Digital marketers ignored Snapchat for the best part of half a decade, instead opting to focus all their efforts and resources on the Big Three: Facebook, Twitter and Instagram. Their logic was simple: the social media networks that matter are the ones that provide revenue.
In 2015, aged 4, Snapchat was yet to post a single $ of revenue, let alone profit. By the same age Facebook had made $272,000,000; Twitter $45,000,000 and Instagram $1BILLION – the digital marketers had been proved right: there was no money to be made from vanishing photo messages.
One small issue. While the user figures of Instagram, Twitter and Facebook began to stagnate, Snapchat has been growing. Fast.
Latest figures predict Snapchat now has 150,000,000 active daily users, who tend to be younger than on the other channels and are far more engaged. E-Marketer predicts a 150% growth in Snapchat-ad sales in 2017, causing revenues for those 12 months alone to surpass $1BILLION.
This spike in financial returns is no coincidence, across 2016 and into the beginning of 2017 SNAP (the parent company of Snapchat) implemented a number of measures to monetise the app, ranging from heightened visibility for ads and greater flexibility of ad purchase options, through to enhanced quality controls on ad submissions and more practical back-office ad metrics.
So the question now is not whether companies should be utilising Snapchat, but HOW companies should utilise snapchat:
Programmed to appear the same as a user’s ‘snap’, these ads begin with an up to 10-second vertical, full screen video. Companies can then give Snapchat users the choice to swipe up and see more, just like they do elsewhere on Snapchat.
Swiping up reveals extended content e.g. a long-form video, article, app install ad, or mobile website.
This is an excellent way for companies to drive traffic through to their other channels – Snapchat claim ads on their platform deliver 5 times more engagements than equivalent ads on the Big Three social media channels.
Exactly as they sound from their name, geofilters are bespoke filters companies can design in conjunction with Snapchat, to target users in a pre-defined geographic location.
This could be a town, a city, a stadium (e.g. for an event), or even a type of location (e.g. every shopping centre in the UK, or every library in France).
Geofilters uniquely allow companies to take part in the hundreds of millions of Snaps sent between users each day on Snapchat. In the US, a single National Sponsored Geofilter typically reaches 40% to 60% of daily Snapchat users (according to Snapchat).
3. Sponsoring a Lense
To activate Lenses, users press and hold on their faces.

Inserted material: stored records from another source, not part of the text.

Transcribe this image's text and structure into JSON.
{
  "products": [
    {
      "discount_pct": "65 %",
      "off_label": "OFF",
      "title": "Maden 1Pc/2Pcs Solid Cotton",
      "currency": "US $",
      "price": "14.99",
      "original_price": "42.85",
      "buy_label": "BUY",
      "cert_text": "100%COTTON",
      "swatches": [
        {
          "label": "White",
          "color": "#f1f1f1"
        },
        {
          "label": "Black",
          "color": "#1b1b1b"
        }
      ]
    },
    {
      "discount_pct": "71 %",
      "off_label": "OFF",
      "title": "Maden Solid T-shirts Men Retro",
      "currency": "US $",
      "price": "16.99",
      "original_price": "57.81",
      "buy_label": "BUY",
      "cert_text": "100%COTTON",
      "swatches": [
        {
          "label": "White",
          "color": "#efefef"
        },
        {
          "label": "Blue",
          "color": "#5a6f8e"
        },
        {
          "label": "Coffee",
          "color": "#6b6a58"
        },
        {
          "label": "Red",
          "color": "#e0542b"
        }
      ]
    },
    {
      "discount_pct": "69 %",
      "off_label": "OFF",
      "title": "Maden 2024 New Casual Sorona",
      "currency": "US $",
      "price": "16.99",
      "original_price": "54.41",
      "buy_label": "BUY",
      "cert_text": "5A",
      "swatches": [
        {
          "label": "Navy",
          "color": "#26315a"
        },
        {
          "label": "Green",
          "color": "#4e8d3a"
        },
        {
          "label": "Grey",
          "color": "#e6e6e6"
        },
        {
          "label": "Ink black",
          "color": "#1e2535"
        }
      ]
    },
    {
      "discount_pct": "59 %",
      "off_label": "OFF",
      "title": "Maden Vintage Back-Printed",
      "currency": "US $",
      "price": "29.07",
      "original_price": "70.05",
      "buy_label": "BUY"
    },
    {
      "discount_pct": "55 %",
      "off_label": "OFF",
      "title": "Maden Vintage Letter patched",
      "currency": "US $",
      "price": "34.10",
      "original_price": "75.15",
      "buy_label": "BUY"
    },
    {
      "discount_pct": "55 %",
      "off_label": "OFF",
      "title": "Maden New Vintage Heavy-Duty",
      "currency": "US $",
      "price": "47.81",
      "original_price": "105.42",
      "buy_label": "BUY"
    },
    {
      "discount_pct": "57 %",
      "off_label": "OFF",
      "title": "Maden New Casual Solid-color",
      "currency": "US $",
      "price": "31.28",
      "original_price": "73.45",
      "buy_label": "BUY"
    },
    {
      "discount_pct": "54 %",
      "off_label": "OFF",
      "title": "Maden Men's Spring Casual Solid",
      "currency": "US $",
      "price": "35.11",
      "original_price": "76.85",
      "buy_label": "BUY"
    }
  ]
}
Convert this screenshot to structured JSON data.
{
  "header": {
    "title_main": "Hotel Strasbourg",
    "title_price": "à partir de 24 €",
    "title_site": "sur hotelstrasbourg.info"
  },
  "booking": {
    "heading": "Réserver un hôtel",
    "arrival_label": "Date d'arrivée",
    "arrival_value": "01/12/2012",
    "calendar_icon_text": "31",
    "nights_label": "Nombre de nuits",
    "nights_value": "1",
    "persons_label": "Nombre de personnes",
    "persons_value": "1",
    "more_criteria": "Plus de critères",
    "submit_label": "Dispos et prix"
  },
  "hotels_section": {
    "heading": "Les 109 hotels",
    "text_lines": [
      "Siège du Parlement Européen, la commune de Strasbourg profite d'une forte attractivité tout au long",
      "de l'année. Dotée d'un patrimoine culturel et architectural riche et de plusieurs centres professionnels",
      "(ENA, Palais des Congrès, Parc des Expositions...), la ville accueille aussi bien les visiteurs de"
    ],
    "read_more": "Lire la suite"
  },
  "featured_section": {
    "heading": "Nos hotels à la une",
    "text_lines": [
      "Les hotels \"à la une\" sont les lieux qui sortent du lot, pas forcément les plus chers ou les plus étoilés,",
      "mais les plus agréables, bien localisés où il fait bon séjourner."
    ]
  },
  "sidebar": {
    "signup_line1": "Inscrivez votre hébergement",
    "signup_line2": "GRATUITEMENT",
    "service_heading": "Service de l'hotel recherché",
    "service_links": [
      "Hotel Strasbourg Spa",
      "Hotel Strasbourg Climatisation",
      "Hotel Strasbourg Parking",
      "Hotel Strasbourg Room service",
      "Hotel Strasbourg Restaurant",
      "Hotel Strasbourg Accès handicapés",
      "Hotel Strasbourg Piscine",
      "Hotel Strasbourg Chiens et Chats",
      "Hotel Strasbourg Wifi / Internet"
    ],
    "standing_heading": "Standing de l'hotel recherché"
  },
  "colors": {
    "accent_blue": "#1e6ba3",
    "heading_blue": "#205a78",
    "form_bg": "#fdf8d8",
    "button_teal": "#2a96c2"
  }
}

Some Lenses include prompts e.g ‘open your mouth’; ‘close one eye’ – to trigger an animation, adding a fun twist to the experience.
When users have used a Lense to create a ‘snap’ they are particularly pleased with, they can be shared in the same way as any other ‘snap’ – to individual users or posted onto their ‘Story’.
On average, Snapchatters play with a Sponsored Lens for 20 seconds.
Snapchat can be dismissed no longer, throughout 2016 the team at Snap worked hard to develop effective ways of monetising their primary product, Snapchat, now it is up to digital marketers and PRs to utilise these tools in order to reach one of the fastest growing cyber communities on the planet.